But even students who attend public high schools or relocate to boarding schools away from the village are at risk of failure. During the 2012-13 school year, Havasupai Elementary students placed last among all BIE schools in both reading and math, and only 20 percent of them graduate from high school.
Frank’s grandson, known by the pseudonym Stephen in the complaint, is not getting the special education services he needs. His grandparents sought help from the Native American Disability Law Center because, unless something changes, Stephen likely will not complete the eighth grade or continue to high school.
“I would like him to be educated enough to get a job on the outside,” Frank said of his grandson. “I’d like for him to be able to find a job and support himself.”
All seven members of the Havasupai Tribal Council either attended the elementary school or have family members who did. During the media tour February 17, council members spoke emotionally about the lack of adequate education in the canyon—either for themselves or their Havasupai children.

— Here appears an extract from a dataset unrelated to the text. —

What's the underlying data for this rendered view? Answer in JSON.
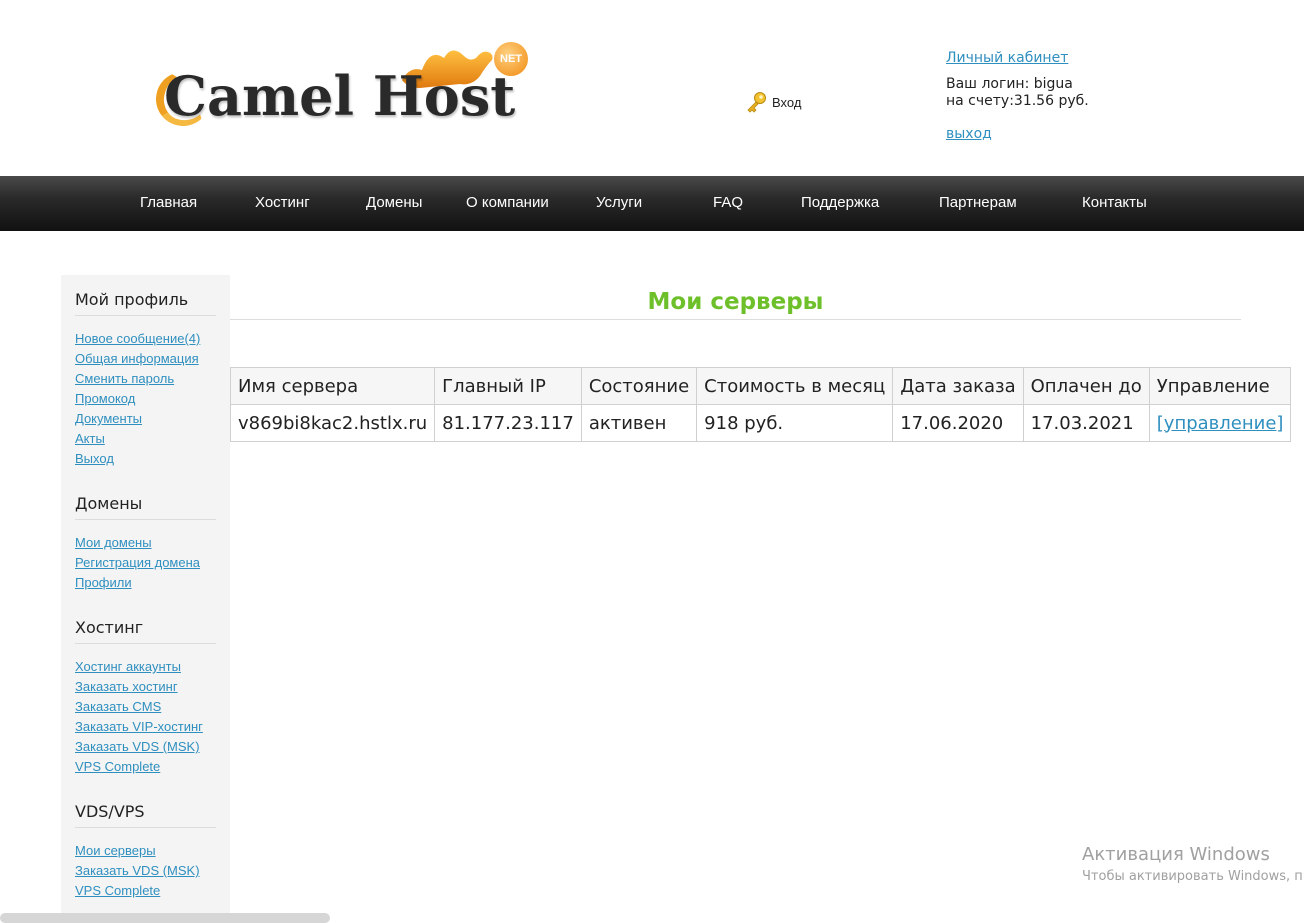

“We’re looking at over 50 years of people not getting an education,” said Councilwoman Coleen Kaska, who attended Havasupai Elementary through fourth grade and then transferred to a public school in Phoenix, where she was mistreated.

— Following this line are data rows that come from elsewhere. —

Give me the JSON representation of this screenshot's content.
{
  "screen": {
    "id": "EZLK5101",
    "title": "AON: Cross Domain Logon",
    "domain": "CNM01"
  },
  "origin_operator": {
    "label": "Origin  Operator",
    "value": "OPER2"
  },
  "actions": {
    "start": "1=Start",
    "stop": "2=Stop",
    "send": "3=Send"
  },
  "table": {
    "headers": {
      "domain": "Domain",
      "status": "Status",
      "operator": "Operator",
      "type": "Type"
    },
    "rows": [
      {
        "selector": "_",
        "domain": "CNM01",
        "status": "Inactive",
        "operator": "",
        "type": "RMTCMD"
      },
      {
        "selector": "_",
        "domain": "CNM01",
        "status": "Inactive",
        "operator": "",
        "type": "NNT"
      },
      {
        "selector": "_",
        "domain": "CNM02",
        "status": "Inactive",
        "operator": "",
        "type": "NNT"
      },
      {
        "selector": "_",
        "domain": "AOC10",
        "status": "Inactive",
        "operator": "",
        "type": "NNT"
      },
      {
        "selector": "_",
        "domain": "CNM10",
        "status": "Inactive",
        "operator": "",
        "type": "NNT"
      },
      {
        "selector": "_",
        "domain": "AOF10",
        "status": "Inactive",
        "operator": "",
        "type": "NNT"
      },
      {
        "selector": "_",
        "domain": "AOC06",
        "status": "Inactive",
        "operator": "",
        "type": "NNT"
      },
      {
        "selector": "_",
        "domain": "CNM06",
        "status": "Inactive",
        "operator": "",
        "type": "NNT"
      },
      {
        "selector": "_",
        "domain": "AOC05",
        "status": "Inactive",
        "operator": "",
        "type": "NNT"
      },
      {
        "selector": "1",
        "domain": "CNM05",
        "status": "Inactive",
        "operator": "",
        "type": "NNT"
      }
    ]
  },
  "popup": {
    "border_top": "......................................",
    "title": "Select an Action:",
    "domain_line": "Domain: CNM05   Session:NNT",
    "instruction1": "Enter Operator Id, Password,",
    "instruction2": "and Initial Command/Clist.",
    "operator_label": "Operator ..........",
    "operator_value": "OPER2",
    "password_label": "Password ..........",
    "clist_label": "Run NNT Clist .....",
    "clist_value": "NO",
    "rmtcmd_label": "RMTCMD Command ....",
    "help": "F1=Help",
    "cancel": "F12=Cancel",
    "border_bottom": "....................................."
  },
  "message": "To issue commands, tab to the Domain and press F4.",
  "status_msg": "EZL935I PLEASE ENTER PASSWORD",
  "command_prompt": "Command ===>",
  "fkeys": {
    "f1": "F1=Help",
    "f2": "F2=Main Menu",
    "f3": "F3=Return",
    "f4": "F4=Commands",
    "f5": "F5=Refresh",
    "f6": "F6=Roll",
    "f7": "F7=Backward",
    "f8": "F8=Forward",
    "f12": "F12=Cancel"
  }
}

“I was made fun of,” she said. “I didn’t know how to read or write.”
Councilwoman Carletta Tilousi graduated from eighth grade in the canyon but was poorly prepared for high school. “I didn’t know fractions, and I had to get special tutors to catch up,” she said. “It was humiliating. Our kids don’t know they’re not being provided the proper level of education until after they leave.”

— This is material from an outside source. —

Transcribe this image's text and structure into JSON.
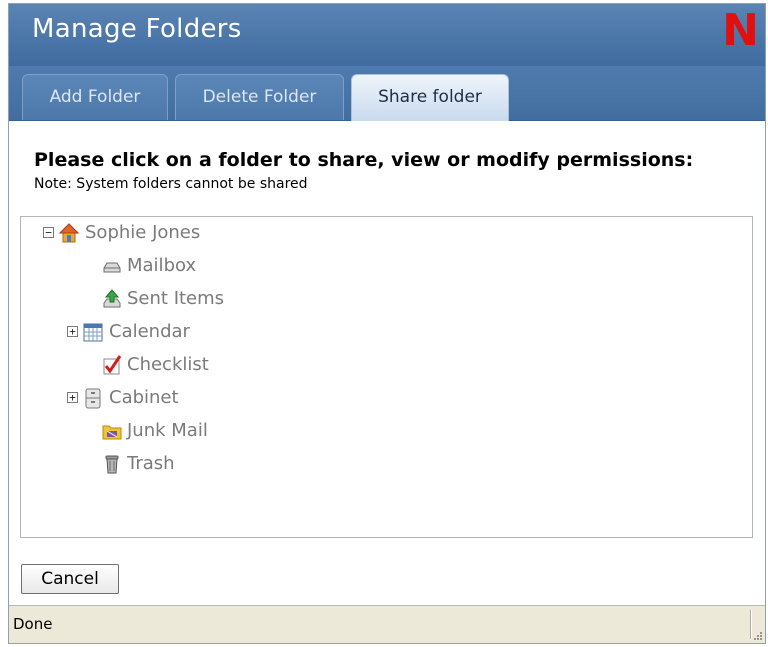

But the real tragedy comes when the rising generation loses its culture and connections to the ancestral homeland, Tilousi said.
“I chose not to send my kids to school here,” she said. “That’s unfortunate because we want them to be part of this community.”
Councilwoman Ophelia Watahomigie-Corliss also sent her children away from the village to go to school.
“Education is important,” she said. “We live in a canyon, but we also live in the bigger world. Our children deserve the same chance to learn and earn the same education as anyone else.”
All of this adds up to a “systemic failure” on behalf of an entire village, said Therese Yanan, executive director of the Native American Disability Law Center. “The BIE has the responsibility to make sure all kids have an education and all the services they need, and we’re talking about more than reading and math.”
The Native American Disability Law Center, along with Public Counsel and the law firms Munger, Tolles & Olson LLP and Sacks Tierney P.A. are handling the case pro bono. The American Civil Liberties Union of New Mexico also is participating.
“The BIE is violating civil rights by failing its responsibilities to children and the community,” Yanan said. “The BIE isn’t leaving them a lot of choices, and the choices that exist, they’re all bad. Families and students really aren’t given any options.”
Named as defendants in the case are the BIE; former Interior Secretary Sally Jewell; former Principal Deputy Assistant Secretary of Indian Affairs Lawrence Roberts; BIE Director Tony Dearman; and Havasupai Elementary School Principal Jeff Williamson. Plaintiffs are not seeking a monetary settlement. Instead, they are asking the court to order defendants to correct their course and meet their responsibilities to provide an adequate education for Havasupai children.
Although the Tribal Council is not a plaintiff in the case, members approved a resolution supporting the lawsuit and the families involved. It also is encouraging other parents or Havasupai children to come forward.
“Despite all the beauty around us, our children are being deprived of an education,” Vice Chairman Edmond Tilousi said. “What happens when an entire generation of students is denied an education? Our children cannot afford to wait. We simply ask the BIE for what our children are rightfully entitled.”
Neither the BIE or the Bureau of Indian Affairs is commenting on the lawsuit. According to Yanan, plaintiffs are waiting for an initial response from the BIE before moving forward.